I’ve been working as a barista for a few years now, and I’ve learned a lot about the people who choose to get their coffee at high-end shops instead of the gas station.
Americans Really Are Addicted To Caffeine
There is a running joke in our culture about caffeine addiction. The joke is funny because it is real. The early morning customers are cranky because they haven’t had their fix yet. Many customers stop by multiple times per day. It is not uncommon to see one get annoyed if drip coffee is not immediately available.
Customers Don’t See Baristas As Professionals
I worked at the coffee shop for about eight months before I could say with confidence that I could consistently create good beverages. Years later I’m still practicing and improving. Baristas are skilled professionals. Customers usually don’t understand that.
Customers Share Everything But Their Names
Most of the customers I see are regulars. I don’t know most of their names. I know their favorite drinks, where they are from, where they work, what kind of dogs they have, what kind of car they drive, and their opinion on the president. People are not concerned about giving a whole lot of personal information to their baristas.
It’s A Great Scene
People from all walks of life hang out in coffee shops. Artists, entrepreneurs, bankers, athletes – there is no telling who will walk through the door. As a barista, I’m in the middle of all of that. I get to hang out with the most interesting, coffee-loving people in Pittsburgh five days out of the week. I get a chance to really know them because they all love to share ideas or casually chat.
The Scene Ends Up Eating A Lot Of My Attention
Being in the middle of that scene can get a little overwhelming, especially when I’m trying to do my job. Chatting with these people and connecting with them helps me to connect them to other people in the area. It’s way more fun doing that than it is to do dishes or restock sugar. For some reason customers think it’s rude when I try to multitask. It can be difficult finding a balance.

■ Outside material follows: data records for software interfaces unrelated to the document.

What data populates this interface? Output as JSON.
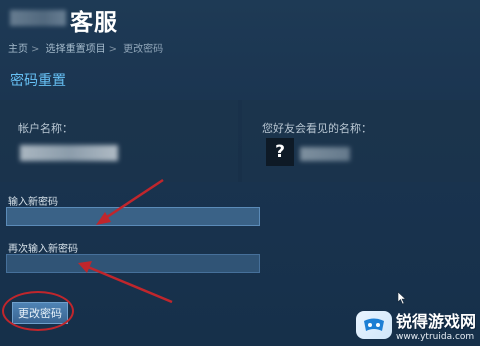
{
  "header": {
    "title": "客服"
  },
  "breadcrumb": {
    "home": "主页",
    "sep": ">",
    "choose": "选择重置项目",
    "current": "更改密码"
  },
  "section": {
    "title": "密码重置"
  },
  "account": {
    "account_label": "帐户名称：",
    "visible_label": "您好友会看见的名称：",
    "avatar_placeholder": "?"
  },
  "form": {
    "new_password_label": "输入新密码",
    "new_password_value": "",
    "confirm_password_label": "再次输入新密码",
    "confirm_password_value": "",
    "submit_label": "更改密码"
  },
  "watermark": {
    "name": "锐得游戏网",
    "url": "www.ytruida.com"
  },
  "colors": {
    "accent": "#67c1f5",
    "annotation": "#c0262c",
    "button": "#3a6592"
  }
}
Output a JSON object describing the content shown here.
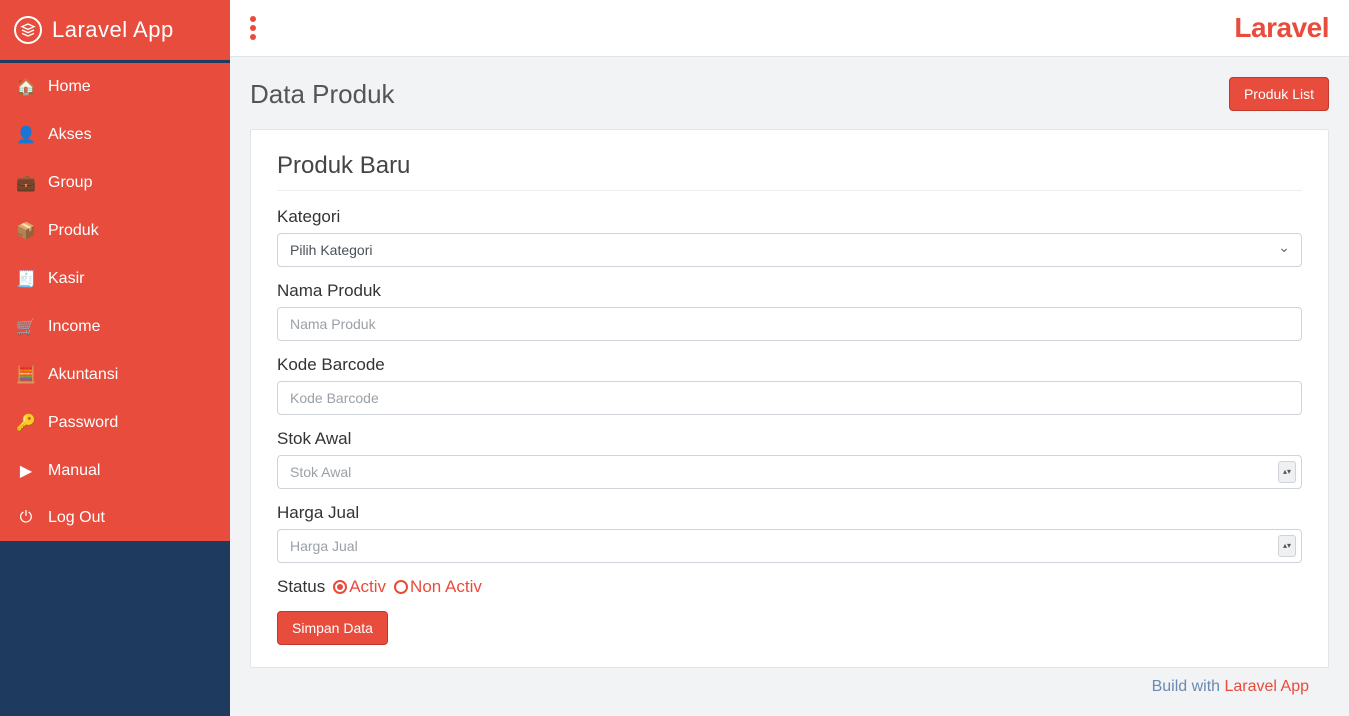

The customers have a big role in making my job fun and satisfying. The connections I made from being a part of this scene are irreplaceable. The valuable and interesting lessons I have learned from working with these people will stay with me and help me for the rest of my life.